If digital financial services are so important for women’s financial inclusion, why has more not been achieved?
One reason is that there are still real barriers to including women, in particular access to identification (ID). To open a digital account, take out a loan or register for an insurance policy, you need to be able to identify yourself, and women face more hurdles in proving their identity than men. There are numerous countries in the world where a woman still requires her husband’s permission or additional documentation to obtain formal ID.[iii] It is no coincidence that most innovations in women’s access to digital finance have taken hold in countries where national ID is readily available, like Kenya, or where regulators have simplified ID requirements for basic accounts, such as Nigeria.
The scale of the challenge is enormous, and addressing it requires sustained commitment from players with the resources to achieve real gains. Louise highlighted an example from MasterCard’s financial inclusion initiatives, which are part of the company’s strategy to onboard over 500 million new consumers by 2018. MasterCard has partnered with the South African government to offer a biometric national ID card, enabling payment of benefits from over 7 government social services programs through a single channel.
Another key barrier to reaching women with digital financial services is that most innovative product design fails to take their needs into account. Research by Women’s World Banking shows that the majority of players in digital financial services – whether mobile network operators or banks – were unaware of or unable to measure even how many women they were reaching, much less how women were using their products. Innovation in digital financial services has been delivered mainly by mobile network operators and as such has focused on payments solutions, rather than on other financial services that could be more relevant to low-income women (e.g., savings).
As Muna Sukhtian of Jordan’s Microfund for Women asked during the Q&A period, many microfinance institutions (MFIs) wonder whether digital finance will only hasten other types of providers’ access to their clients, and how to preserve the institution’s relationship with clients as it shifts to a digital environment. MFIs and other organizations that care about serving women must be at the table, bringing their focus on customers and understanding of the financial needs of low-income women. However, the panelists encouraged these institutions to focus on partnerships in order to leverage the capacity of different players in the ecosystem as well as their own strengths. By reaching out to other types of organizations with different competencies and scale, we can close the gender gap in financial inclusion together.
So is technology really a silver bullet for reaching women with financial services?

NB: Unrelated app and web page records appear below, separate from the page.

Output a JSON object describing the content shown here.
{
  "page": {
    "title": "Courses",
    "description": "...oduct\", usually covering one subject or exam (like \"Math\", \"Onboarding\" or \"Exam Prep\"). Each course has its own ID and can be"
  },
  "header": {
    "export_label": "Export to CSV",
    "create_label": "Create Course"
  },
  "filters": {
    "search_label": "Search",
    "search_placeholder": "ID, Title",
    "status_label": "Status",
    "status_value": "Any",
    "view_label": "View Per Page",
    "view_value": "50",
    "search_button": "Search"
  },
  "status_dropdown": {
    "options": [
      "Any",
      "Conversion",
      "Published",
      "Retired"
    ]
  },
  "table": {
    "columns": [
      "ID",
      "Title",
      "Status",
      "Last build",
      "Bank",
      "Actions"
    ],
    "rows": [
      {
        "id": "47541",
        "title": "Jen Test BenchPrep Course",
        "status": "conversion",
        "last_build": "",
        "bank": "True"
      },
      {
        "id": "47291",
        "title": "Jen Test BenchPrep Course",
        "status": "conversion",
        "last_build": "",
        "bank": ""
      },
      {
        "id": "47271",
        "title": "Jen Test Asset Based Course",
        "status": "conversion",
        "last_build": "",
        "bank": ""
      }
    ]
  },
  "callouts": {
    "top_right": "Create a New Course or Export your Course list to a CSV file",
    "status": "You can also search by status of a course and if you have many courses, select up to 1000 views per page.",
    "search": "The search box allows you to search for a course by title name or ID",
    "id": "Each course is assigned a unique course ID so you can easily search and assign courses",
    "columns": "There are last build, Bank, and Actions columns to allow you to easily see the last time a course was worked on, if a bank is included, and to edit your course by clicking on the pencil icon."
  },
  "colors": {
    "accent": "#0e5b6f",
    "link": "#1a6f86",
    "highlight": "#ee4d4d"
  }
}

Our panelists agreed that technology itself is not the game changer, but rather the people and organizations who can put technology to use. Technology creates new opportunities to reach women and to serve them where they are: on their farms, in their businesses and in their homes. Yet making a difference means focusing on essentials like designing simple, accessible and useful products that are relevant to women. Ultimately it’s up to us to make it a priority to understand women’s needs and meet them.
To watch the full panel discussion, check out the video here.
[i] Financial service providers are using mobile phones and point-of-sale devices, together with mobile and fixed agents, to offer financial services at greater convenience and lower cost than traditional banking allows.
[ii] “The Mobile Economy 2015,” GSMA (2015), http://www.gsmamobileeconomy.com/GSMA_Global_Mobile_Economy_Report_2015.pdf